- At minimum, effective gross revenue, net operating income, and capital expenditures must be modeled for each property
Download the Real Estate Portfolio Valuation Model
To make this model accessible to everyone, it is offered on a “Pay What You’re Able” basis with no minimum (enter $0 if you’d like) or maximum (your support helps keep the content coming – typical real estate acquisition Excel models sell for $100 – $300+ per license). Just enter a price together with an email address to send the download link to, and then click ‘Continue’. If you have any questions about our “Pay What You’re Able” program or why we offer our models on this basis, please reach out to either Mike or Spencer.
We regularly update the model (see version notes). Paid contributors to the model receive a new download link via email each time the model is updated.
- Added Direct cap value to Portfolio Summary page
- Set annual cap rate on Portfolio Level Returns tab (row 11) to optional input (orange font cell)
- Added option to use Equity Multiple hurdles in partnership waterfall
- Added option to include sponsor fees (e.g. asset management fees, acquisition fees, disposition fees, etc) in investor-level returns

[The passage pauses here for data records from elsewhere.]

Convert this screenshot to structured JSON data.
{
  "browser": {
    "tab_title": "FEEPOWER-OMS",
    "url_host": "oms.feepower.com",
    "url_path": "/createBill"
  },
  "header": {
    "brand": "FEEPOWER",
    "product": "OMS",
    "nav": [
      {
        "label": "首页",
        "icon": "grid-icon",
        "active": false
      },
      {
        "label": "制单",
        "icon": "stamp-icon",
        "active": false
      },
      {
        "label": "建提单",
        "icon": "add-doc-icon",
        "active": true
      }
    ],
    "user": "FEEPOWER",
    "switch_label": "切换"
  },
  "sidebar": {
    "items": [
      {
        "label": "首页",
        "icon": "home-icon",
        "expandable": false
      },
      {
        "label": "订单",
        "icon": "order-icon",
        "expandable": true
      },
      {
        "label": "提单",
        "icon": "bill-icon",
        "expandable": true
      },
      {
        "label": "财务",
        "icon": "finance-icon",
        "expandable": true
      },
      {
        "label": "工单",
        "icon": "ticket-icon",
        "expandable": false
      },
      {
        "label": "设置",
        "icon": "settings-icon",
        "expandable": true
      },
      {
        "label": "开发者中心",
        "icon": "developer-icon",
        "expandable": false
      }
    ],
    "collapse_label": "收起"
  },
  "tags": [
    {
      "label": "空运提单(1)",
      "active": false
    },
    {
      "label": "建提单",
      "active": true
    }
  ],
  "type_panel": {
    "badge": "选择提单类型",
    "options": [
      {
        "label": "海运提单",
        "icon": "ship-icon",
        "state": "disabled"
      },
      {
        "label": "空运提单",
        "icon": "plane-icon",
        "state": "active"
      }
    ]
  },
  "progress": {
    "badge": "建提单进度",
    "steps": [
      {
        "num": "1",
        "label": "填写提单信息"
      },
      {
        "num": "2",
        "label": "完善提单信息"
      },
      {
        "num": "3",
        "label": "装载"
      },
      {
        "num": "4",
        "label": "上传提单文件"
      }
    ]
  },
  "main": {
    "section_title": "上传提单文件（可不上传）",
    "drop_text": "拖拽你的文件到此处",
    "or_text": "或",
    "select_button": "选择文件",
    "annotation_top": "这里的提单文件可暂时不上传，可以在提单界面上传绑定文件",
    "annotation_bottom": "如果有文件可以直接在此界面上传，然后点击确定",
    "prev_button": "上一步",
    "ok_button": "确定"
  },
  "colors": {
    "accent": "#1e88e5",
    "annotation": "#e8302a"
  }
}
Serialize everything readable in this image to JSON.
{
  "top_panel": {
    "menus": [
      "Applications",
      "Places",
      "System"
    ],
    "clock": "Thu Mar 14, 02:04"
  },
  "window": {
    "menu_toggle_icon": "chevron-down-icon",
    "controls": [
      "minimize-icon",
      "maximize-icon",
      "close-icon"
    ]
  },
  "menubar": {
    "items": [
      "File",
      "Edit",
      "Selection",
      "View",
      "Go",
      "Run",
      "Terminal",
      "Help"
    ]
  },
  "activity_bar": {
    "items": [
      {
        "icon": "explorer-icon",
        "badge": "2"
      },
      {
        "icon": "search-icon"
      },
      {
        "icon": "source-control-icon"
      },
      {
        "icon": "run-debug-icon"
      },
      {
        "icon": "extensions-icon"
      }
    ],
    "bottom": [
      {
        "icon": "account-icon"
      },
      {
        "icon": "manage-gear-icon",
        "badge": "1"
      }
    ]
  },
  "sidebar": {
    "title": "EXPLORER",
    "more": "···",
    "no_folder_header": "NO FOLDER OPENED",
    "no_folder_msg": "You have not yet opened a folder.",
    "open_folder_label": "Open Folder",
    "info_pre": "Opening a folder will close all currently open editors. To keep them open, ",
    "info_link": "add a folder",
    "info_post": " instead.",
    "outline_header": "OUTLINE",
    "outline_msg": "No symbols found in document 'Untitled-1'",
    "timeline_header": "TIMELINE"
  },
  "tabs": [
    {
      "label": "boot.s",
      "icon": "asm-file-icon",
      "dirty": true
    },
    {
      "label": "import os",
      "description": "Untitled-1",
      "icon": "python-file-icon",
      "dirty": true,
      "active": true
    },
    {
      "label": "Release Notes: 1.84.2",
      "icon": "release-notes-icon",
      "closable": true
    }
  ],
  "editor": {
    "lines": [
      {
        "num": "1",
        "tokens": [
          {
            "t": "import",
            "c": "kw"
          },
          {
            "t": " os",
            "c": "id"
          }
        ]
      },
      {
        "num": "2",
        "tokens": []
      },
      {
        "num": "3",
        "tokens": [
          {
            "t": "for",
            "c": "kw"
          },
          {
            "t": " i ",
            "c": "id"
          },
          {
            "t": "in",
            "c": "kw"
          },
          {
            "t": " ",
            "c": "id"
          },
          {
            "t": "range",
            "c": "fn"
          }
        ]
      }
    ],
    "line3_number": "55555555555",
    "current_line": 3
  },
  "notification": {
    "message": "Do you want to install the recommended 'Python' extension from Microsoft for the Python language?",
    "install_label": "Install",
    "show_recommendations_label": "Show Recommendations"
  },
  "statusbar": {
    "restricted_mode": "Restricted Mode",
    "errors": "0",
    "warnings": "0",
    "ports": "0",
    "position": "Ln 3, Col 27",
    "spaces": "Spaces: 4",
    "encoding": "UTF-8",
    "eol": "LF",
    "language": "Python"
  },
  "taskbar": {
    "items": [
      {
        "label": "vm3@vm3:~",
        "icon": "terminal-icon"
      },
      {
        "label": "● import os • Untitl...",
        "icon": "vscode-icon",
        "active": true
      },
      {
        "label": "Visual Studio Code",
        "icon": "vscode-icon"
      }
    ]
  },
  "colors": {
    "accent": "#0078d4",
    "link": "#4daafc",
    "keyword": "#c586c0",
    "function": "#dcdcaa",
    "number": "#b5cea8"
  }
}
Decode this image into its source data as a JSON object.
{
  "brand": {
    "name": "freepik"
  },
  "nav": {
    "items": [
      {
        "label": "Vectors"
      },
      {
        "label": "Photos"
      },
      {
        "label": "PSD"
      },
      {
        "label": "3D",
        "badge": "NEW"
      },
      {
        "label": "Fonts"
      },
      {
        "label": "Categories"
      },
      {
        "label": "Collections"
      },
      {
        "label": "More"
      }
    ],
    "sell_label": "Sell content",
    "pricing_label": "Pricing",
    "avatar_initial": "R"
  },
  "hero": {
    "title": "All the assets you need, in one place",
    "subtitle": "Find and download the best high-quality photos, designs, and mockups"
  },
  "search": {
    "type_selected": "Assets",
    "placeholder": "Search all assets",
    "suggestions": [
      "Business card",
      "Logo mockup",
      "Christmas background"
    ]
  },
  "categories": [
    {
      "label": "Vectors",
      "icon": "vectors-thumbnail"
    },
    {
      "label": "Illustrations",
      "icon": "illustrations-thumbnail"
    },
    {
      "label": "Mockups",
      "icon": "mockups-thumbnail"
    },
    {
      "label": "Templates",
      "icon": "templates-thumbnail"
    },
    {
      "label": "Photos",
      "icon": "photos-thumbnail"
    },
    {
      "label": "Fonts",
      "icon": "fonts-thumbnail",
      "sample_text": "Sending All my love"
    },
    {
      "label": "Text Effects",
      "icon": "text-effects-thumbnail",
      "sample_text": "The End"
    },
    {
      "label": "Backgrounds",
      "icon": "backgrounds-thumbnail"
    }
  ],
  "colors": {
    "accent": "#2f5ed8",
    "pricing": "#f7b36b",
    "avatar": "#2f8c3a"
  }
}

- Removed $ USD signs to accommodate non-USD investments
- Changed Exit Cap Rate Year (Reversion Year) to output, not assumption
- Exit Cap Rate Year set to one year following analysis end year, with max of year 15
- Fixed issue where ‘Price’ assumption was appearing on Property Assumptions tab when it shouldn’t
- Fixed error where lender fees were not included in All-in-Basis
- Removed ‘Purchase Price Method’ assumption from the Portfolio Summary tab to avoid confusion
- Renamed ARGUS Cash Flow –> tab to Insert Cash Flow Drop –>, to accommodate other operating cash flow projection options
- Made headings, formatting, background colors and fonts more consistent from one tab to the next
- Added an “Investor Level Returns” tab to the model, which uses my Real Estate Equity Waterfall Model
- Fixed some errors in conditional formatting
- Added an “Investor Returns” box to the Portfolio Summary tab, summarizing the results of the Investor Level Returns tab
- Fixed an error on the Portfolio Summary tab, that had referenced the wrong cell when outputting the Levered IRR
- Fixed an error on the Debt tab, where the individual loan balances were not appearing
- Additional formatting to improve the look of the model
About the Author: Born and raised in the Northwest United States, Spencer Burton has over 15 years of real estate investment and development experience. In his current position, Spencer assesses new acquisition, development, and debt opportunities for a $45bn real estate fund. He resides in Dallas, TX.